[Start of section]
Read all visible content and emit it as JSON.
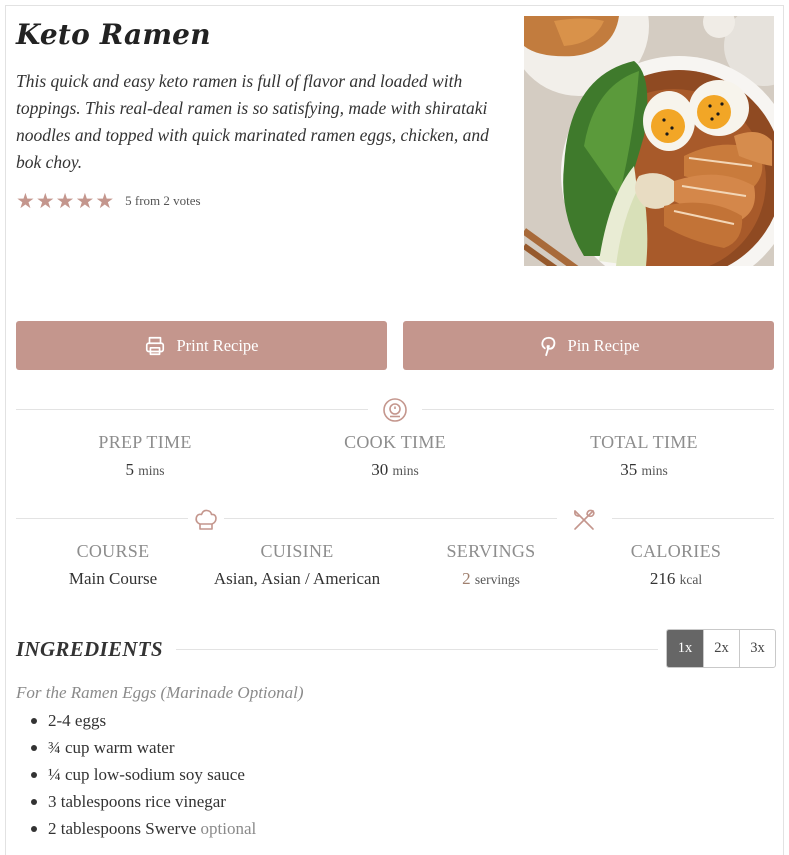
{
  "recipe": {
    "title": "Keto Ramen",
    "summary": "This quick and easy keto ramen is full of flavor and loaded with toppings. This real-deal ramen is so satisfying, made with shirataki noodles and topped with quick marinated ramen eggs, chicken, and bok choy.",
    "rating": {
      "stars": 5,
      "max": 5,
      "text": "5 from 2 votes",
      "color": "#c4968d"
    },
    "image_icon": "ramen-photo"
  },
  "buttons": {
    "print_label": "Print Recipe",
    "pin_label": "Pin Recipe",
    "color": "#c4968d"
  },
  "times": {
    "prep": {
      "label": "PREP TIME",
      "value": "5",
      "unit": "mins"
    },
    "cook": {
      "label": "COOK TIME",
      "value": "30",
      "unit": "mins"
    },
    "total": {
      "label": "TOTAL TIME",
      "value": "35",
      "unit": "mins"
    }
  },
  "details": {
    "course": {
      "label": "COURSE",
      "value": "Main Course"
    },
    "cuisine": {
      "label": "CUISINE",
      "value": "Asian, Asian / American"
    },
    "servings": {
      "label": "SERVINGS",
      "value": "2",
      "unit": "servings"
    },
    "calories": {
      "label": "CALORIES",
      "value": "216",
      "unit": "kcal"
    }
  },
  "ingredients": {
    "heading": "INGREDIENTS",
    "scale_options": [
      "1x",
      "2x",
      "3x"
    ],
    "selected_scale": "1x",
    "group_title": "For the Ramen Eggs (Marinade Optional)",
    "items": [
      {
        "text": "2-4 eggs",
        "note": ""
      },
      {
        "text": "¾ cup warm water",
        "note": ""
      },
      {
        "text": "¼ cup low-sodium soy sauce",
        "note": ""
      },
      {
        "text": "3 tablespoons rice vinegar",
        "note": ""
      },
      {
        "text": "2 tablespoons Swerve",
        "note": "optional"
      }
    ]
  }
}
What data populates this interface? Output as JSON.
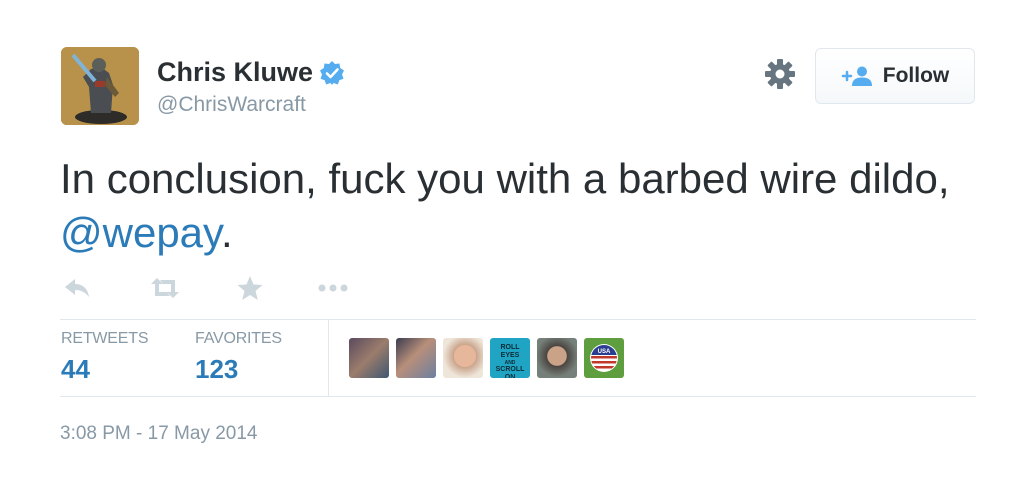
{
  "user": {
    "display_name": "Chris Kluwe",
    "handle": "@ChrisWarcraft",
    "verified": true,
    "avatar_icon": "warcraft-figurine-avatar"
  },
  "header": {
    "settings_icon": "gear-icon",
    "follow_label": "Follow",
    "follow_icon": "add-user-icon"
  },
  "tweet": {
    "text_before": "In conclusion, fuck you with a barbed wire dildo, ",
    "mention": "@wepay",
    "text_after": "."
  },
  "actions": [
    {
      "name": "reply",
      "icon": "reply-icon"
    },
    {
      "name": "retweet",
      "icon": "retweet-icon"
    },
    {
      "name": "favorite",
      "icon": "star-icon"
    },
    {
      "name": "more",
      "icon": "more-icon"
    }
  ],
  "stats": {
    "retweets_label": "RETWEETS",
    "retweets_count": "44",
    "favorites_label": "FAVORITES",
    "favorites_count": "123"
  },
  "favoriters": {
    "badge_lines": [
      "ROLL",
      "EYES",
      "AND",
      "SCROLL",
      "ON"
    ],
    "flag_text": "USA"
  },
  "timestamp": "3:08 PM - 17 May 2014",
  "colors": {
    "link": "#2b7bb9",
    "muted": "#8899a6",
    "verified": "#55acee",
    "text": "#292f33"
  }
}
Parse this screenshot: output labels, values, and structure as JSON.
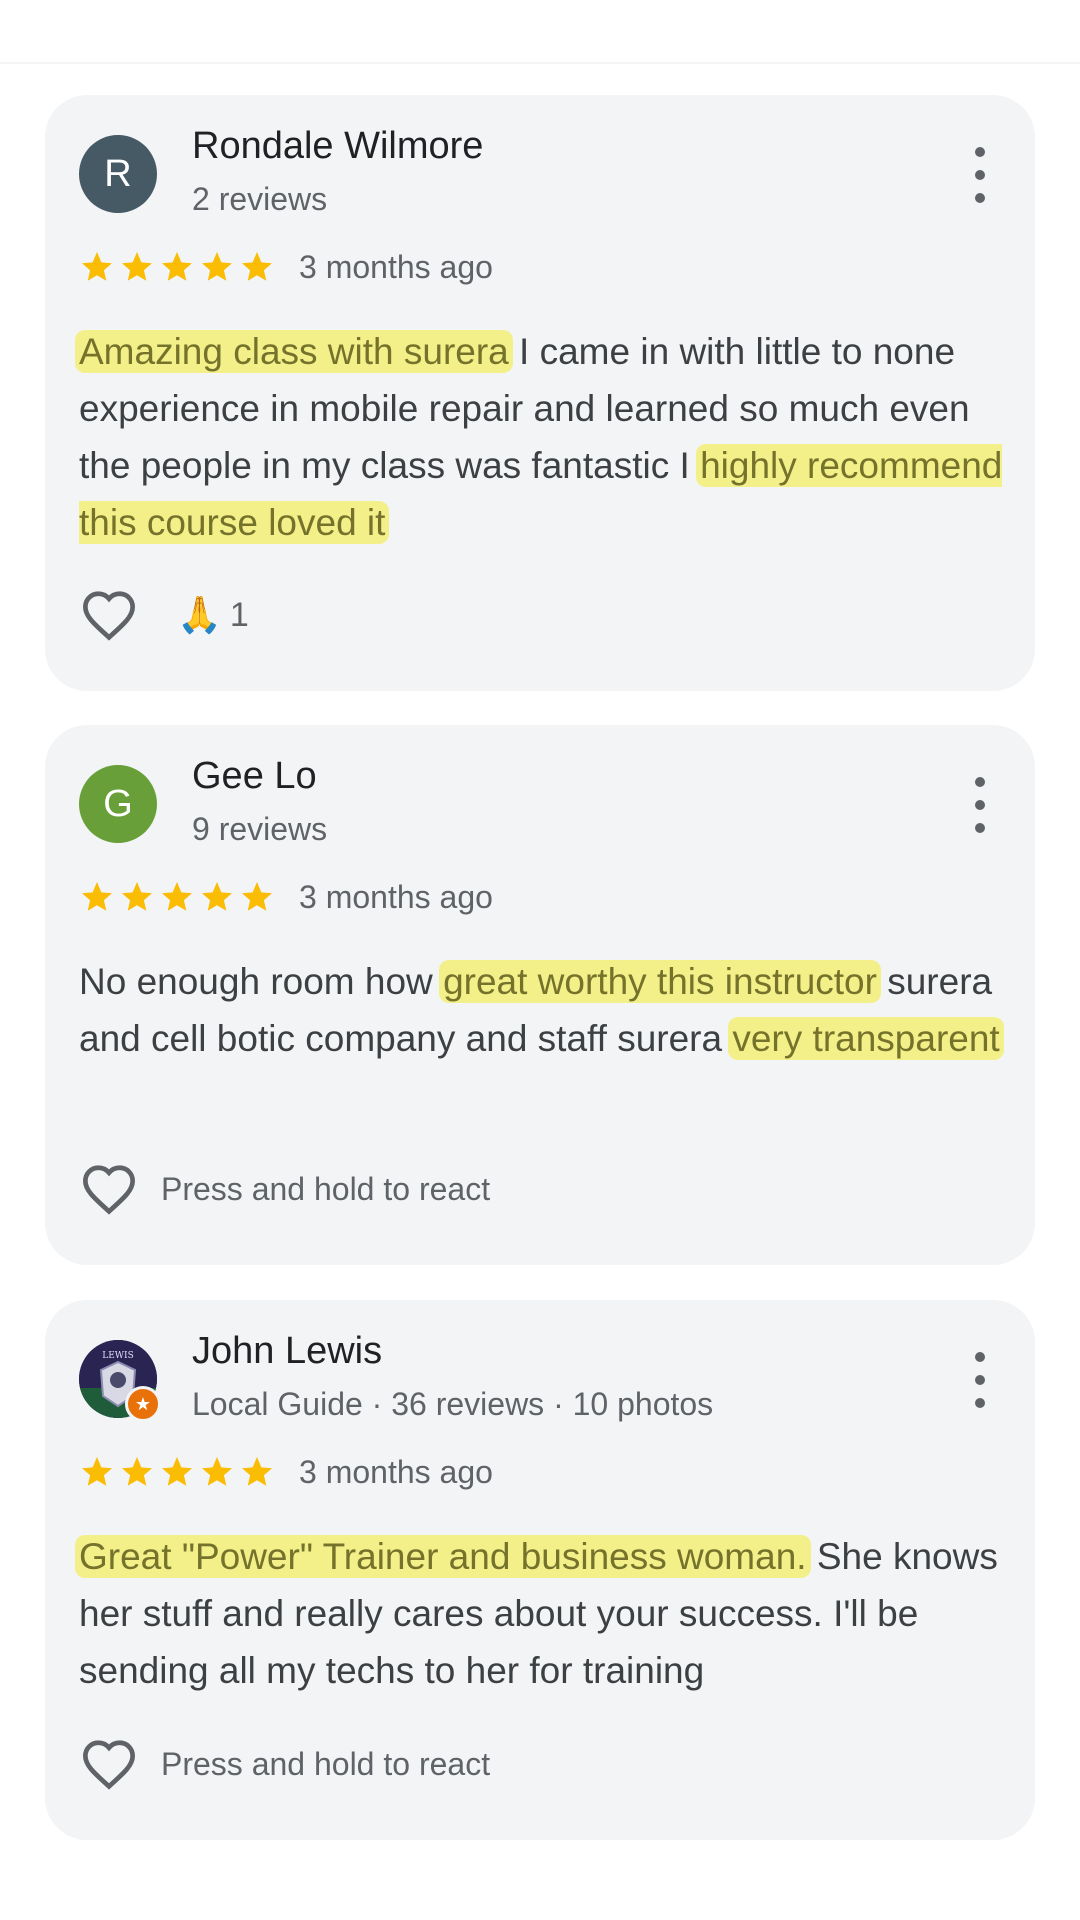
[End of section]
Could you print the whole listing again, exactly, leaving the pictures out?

Read all visible content and emit it as JSON.
{
  "recipe": {
    "title": "Keto Ramen",
    "summary": "This quick and easy keto ramen is full of flavor and loaded with toppings. This real-deal ramen is so satisfying, made with shirataki noodles and topped with quick marinated ramen eggs, chicken, and bok choy.",
    "rating": {
      "stars": 5,
      "max": 5,
      "text": "5 from 2 votes",
      "color": "#c4968d"
    },
    "image_icon": "ramen-photo"
  },
  "buttons": {
    "print_label": "Print Recipe",
    "pin_label": "Pin Recipe",
    "color": "#c4968d"
  },
  "times": {
    "prep": {
      "label": "PREP TIME",
      "value": "5",
      "unit": "mins"
    },
    "cook": {
      "label": "COOK TIME",
      "value": "30",
      "unit": "mins"
    },
    "total": {
      "label": "TOTAL TIME",
      "value": "35",
      "unit": "mins"
    }
  },
  "details": {
    "course": {
      "label": "COURSE",
      "value": "Main Course"
    },
    "cuisine": {
      "label": "CUISINE",
      "value": "Asian, Asian / American"
    },
    "servings": {
      "label": "SERVINGS",
      "value": "2",
      "unit": "servings"
    },
    "calories": {
      "label": "CALORIES",
      "value": "216",
      "unit": "kcal"
    }
  },
  "ingredients": {
    "heading": "INGREDIENTS",
    "scale_options": [
      "1x",
      "2x",
      "3x"
    ],
    "selected_scale": "1x",
    "group_title": "For the Ramen Eggs (Marinade Optional)",
    "items": [
      {
        "text": "2-4 eggs",
        "note": ""
      },
      {
        "text": "¾ cup warm water",
        "note": ""
      },
      {
        "text": "¼ cup low-sodium soy sauce",
        "note": ""
      },
      {
        "text": "3 tablespoons rice vinegar",
        "note": ""
      },
      {
        "text": "2 tablespoons Swerve",
        "note": "optional"
      }
    ]
  }
}
What data populates this interface? Output as JSON.
{
  "user": {
    "display_name": "Chris Kluwe",
    "handle": "@ChrisWarcraft",
    "verified": true,
    "avatar_icon": "warcraft-figurine-avatar"
  },
  "header": {
    "settings_icon": "gear-icon",
    "follow_label": "Follow",
    "follow_icon": "add-user-icon"
  },
  "tweet": {
    "text_before": "In conclusion, fuck you with a barbed wire dildo, ",
    "mention": "@wepay",
    "text_after": "."
  },
  "actions": [
    {
      "name": "reply",
      "icon": "reply-icon"
    },
    {
      "name": "retweet",
      "icon": "retweet-icon"
    },
    {
      "name": "favorite",
      "icon": "star-icon"
    },
    {
      "name": "more",
      "icon": "more-icon"
    }
  ],
  "stats": {
    "retweets_label": "RETWEETS",
    "retweets_count": "44",
    "favorites_label": "FAVORITES",
    "favorites_count": "123"
  },
  "favoriters": {
    "badge_lines": [
      "ROLL",
      "EYES",
      "AND",
      "SCROLL",
      "ON"
    ],
    "flag_text": "USA"
  },
  "timestamp": "3:08 PM - 17 May 2014",
  "colors": {
    "link": "#2b7bb9",
    "muted": "#8899a6",
    "verified": "#55acee",
    "text": "#292f33"
  }
}
Parse this screenshot: output labels, values, and structure as JSON.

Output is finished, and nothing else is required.